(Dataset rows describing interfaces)
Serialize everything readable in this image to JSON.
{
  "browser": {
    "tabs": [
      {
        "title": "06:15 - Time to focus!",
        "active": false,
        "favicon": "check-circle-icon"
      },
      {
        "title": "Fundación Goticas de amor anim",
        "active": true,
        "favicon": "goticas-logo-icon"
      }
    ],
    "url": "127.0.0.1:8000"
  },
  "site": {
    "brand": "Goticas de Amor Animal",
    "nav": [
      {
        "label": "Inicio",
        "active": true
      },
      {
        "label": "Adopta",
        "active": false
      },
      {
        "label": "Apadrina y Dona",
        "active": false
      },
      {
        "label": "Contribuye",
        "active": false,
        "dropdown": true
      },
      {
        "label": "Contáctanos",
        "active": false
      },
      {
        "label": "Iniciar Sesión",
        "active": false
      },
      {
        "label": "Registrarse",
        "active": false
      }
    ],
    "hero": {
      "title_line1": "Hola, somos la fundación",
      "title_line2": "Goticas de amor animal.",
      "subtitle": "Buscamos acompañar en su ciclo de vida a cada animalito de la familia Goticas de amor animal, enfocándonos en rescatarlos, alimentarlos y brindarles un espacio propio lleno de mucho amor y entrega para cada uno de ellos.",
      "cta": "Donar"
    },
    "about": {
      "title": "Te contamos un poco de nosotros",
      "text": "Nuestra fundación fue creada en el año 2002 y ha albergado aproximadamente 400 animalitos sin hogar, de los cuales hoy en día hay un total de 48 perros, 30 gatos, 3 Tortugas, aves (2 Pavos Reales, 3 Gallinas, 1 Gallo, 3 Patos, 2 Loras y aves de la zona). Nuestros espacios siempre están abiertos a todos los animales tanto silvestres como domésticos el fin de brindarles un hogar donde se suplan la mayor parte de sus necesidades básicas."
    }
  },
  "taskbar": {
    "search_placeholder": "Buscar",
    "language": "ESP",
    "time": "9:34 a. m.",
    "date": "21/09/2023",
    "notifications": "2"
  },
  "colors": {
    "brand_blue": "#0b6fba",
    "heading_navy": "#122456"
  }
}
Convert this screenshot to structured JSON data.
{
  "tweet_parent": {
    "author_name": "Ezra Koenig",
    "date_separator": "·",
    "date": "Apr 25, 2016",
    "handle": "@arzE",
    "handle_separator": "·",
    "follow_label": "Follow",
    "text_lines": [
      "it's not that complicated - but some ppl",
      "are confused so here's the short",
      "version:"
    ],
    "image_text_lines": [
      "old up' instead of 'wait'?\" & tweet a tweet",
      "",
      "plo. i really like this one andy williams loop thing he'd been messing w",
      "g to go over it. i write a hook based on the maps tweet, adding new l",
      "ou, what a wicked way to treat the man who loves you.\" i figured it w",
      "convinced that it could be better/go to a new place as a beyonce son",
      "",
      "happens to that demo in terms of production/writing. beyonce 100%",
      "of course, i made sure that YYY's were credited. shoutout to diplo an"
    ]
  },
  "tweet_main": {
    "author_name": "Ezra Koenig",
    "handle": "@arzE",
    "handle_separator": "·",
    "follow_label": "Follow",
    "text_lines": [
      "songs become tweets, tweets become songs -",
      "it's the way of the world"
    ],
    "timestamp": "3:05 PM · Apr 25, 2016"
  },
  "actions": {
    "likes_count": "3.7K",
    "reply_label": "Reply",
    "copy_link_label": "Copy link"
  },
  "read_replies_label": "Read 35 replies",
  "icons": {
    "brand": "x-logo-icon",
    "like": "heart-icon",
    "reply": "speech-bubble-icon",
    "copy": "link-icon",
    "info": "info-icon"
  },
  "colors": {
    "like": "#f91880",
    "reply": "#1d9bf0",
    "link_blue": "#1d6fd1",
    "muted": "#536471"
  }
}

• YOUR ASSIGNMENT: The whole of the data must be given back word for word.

• OUTPUT FOR THIS EXERCISE:
Serialize everything readable in this image to JSON.
{
  "browser": {
    "tabs": [
      {
        "title": "06:15 - Time to focus!",
        "active": false,
        "favicon": "check-circle-icon"
      },
      {
        "title": "Fundación Goticas de amor anim",
        "active": true,
        "favicon": "goticas-logo-icon"
      }
    ],
    "url": "127.0.0.1:8000"
  },
  "site": {
    "brand": "Goticas de Amor Animal",
    "nav": [
      {
        "label": "Inicio",
        "active": true
      },
      {
        "label": "Adopta",
        "active": false
      },
      {
        "label": "Apadrina y Dona",
        "active": false
      },
      {
        "label": "Contribuye",
        "active": false,
        "dropdown": true
      },
      {
        "label": "Contáctanos",
        "active": false
      },
      {
        "label": "Iniciar Sesión",
        "active": false
      },
      {
        "label": "Registrarse",
        "active": false
      }
    ],
    "hero": {
      "title_line1": "Hola, somos la fundación",
      "title_line2": "Goticas de amor animal.",
      "subtitle": "Buscamos acompañar en su ciclo de vida a cada animalito de la familia Goticas de amor animal, enfocándonos en rescatarlos, alimentarlos y brindarles un espacio propio lleno de mucho amor y entrega para cada uno de ellos.",
      "cta": "Donar"
    },
    "about": {
      "title": "Te contamos un poco de nosotros",
      "text": "Nuestra fundación fue creada en el año 2002 y ha albergado aproximadamente 400 animalitos sin hogar, de los cuales hoy en día hay un total de 48 perros, 30 gatos, 3 Tortugas, aves (2 Pavos Reales, 3 Gallinas, 1 Gallo, 3 Patos, 2 Loras y aves de la zona). Nuestros espacios siempre están abiertos a todos los animales tanto silvestres como domésticos el fin de brindarles un hogar donde se suplan la mayor parte de sus necesidades básicas."
    }
  },
  "taskbar": {
    "search_placeholder": "Buscar",
    "language": "ESP",
    "time": "9:34 a. m.",
    "date": "21/09/2023",
    "notifications": "2"
  },
  "colors": {
    "brand_blue": "#0b6fba",
    "heading_navy": "#122456"
  }
}
Convert this screenshot to structured JSON data.
{
  "tweet_parent": {
    "author_name": "Ezra Koenig",
    "date_separator": "·",
    "date": "Apr 25, 2016",
    "handle": "@arzE",
    "handle_separator": "·",
    "follow_label": "Follow",
    "text_lines": [
      "it's not that complicated - but some ppl",
      "are confused so here's the short",
      "version:"
    ],
    "image_text_lines": [
      "old up' instead of 'wait'?\" & tweet a tweet",
      "",
      "plo. i really like this one andy williams loop thing he'd been messing w",
      "g to go over it. i write a hook based on the maps tweet, adding new l",
      "ou, what a wicked way to treat the man who loves you.\" i figured it w",
      "convinced that it could be better/go to a new place as a beyonce son",
      "",
      "happens to that demo in terms of production/writing. beyonce 100%",
      "of course, i made sure that YYY's were credited. shoutout to diplo an"
    ]
  },
  "tweet_main": {
    "author_name": "Ezra Koenig",
    "handle": "@arzE",
    "handle_separator": "·",
    "follow_label": "Follow",
    "text_lines": [
      "songs become tweets, tweets become songs -",
      "it's the way of the world"
    ],
    "timestamp": "3:05 PM · Apr 25, 2016"
  },
  "actions": {
    "likes_count": "3.7K",
    "reply_label": "Reply",
    "copy_link_label": "Copy link"
  },
  "read_replies_label": "Read 35 replies",
  "icons": {
    "brand": "x-logo-icon",
    "like": "heart-icon",
    "reply": "speech-bubble-icon",
    "copy": "link-icon",
    "info": "info-icon"
  },
  "colors": {
    "like": "#f91880",
    "reply": "#1d9bf0",
    "link_blue": "#1d6fd1",
    "muted": "#536471"
  }
}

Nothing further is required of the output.